SASAC refutes rumors Chinese high-speed trains pose radiation safety risks
Electromagnetic radiation on Chinese high-speed trains is within a safe range, said the State-owned Assets Supervision and Administration Commission (SASAC) on its official Wechat account on Sunday, refuting rumors that such radiation poses a health hazard.
“Such slander appeared on the internet in 2013, with highly similar content claiming that Chinese bullet trains have radiation safety concerns,” said the SASAC.
All electric appliances emit radiation. That includes mobile phones and razors, which are used in daily life. Radiation will not affect people within a safe range, said the SASAC.
The safety standard for electric field radiation is less than 5 kilovolts per meter, according to the International Commission on Non-ionizing Radiation Protection. The radiation level of Chinese bullet trains is within the range of 0.011-0.021 kilovolt/meter in high-speed railway cars, the connections of cars and the cabs of different models, according to data measured by the Beijing Bureau of China Rail, the SASAC said.

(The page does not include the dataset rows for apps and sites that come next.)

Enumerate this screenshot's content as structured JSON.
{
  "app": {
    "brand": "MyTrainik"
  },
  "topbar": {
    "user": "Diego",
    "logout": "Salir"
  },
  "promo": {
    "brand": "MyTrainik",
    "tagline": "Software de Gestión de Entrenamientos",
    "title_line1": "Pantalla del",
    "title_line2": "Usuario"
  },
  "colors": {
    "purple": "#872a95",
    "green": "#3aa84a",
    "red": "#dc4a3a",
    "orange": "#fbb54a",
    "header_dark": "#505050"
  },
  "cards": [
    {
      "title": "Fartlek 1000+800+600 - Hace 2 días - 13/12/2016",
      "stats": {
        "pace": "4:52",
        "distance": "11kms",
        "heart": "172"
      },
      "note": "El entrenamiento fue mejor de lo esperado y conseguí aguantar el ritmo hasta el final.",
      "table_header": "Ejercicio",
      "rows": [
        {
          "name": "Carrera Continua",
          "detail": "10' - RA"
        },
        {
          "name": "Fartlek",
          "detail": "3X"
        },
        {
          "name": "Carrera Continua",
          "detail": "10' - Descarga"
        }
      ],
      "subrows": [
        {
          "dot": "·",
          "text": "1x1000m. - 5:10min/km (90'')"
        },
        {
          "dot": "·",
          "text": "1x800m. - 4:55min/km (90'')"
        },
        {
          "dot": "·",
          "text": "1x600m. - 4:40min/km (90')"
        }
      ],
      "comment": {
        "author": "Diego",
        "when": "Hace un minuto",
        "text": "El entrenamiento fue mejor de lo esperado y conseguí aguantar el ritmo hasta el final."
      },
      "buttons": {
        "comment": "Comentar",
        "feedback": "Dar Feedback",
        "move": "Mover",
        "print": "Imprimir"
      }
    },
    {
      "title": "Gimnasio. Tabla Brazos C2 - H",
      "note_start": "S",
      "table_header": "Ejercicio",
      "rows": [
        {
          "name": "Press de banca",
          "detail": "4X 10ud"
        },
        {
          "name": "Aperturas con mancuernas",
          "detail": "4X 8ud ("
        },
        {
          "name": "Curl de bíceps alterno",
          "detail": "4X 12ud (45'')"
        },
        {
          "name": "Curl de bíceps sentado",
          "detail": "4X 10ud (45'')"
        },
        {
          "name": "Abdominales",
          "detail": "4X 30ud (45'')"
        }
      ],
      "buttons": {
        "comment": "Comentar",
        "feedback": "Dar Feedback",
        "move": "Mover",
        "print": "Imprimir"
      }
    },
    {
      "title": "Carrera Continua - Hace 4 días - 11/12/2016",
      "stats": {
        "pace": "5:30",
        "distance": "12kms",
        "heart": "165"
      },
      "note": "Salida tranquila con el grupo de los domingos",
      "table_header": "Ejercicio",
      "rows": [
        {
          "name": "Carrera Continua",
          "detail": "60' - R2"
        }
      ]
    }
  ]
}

“The amount is far below the international standard, which is unlikely to harm human beings,” said the SASAC.
“The electromagnetic radiation mainly comes from the traction motor at the bottom of the carriage,” said Jiang li, an expert of China Railway Rolling Stock Corp (CRRC), the SASAC reported.
Jiang said that the metal shells of domestic carriages have a shielding effect, and the thickened metal plate under the seat can block radiation.
An anonymous source at CRRC Qingdao Sifang Rolling Stock Research Institute Corp confirmed the remarks.
“Your chemistry teacher will cry you a river,” commented the SASAC when responding to a rumor that France’s high-speed train, the TGV, uses lead sulfide as an isolation layer to reduce radiation.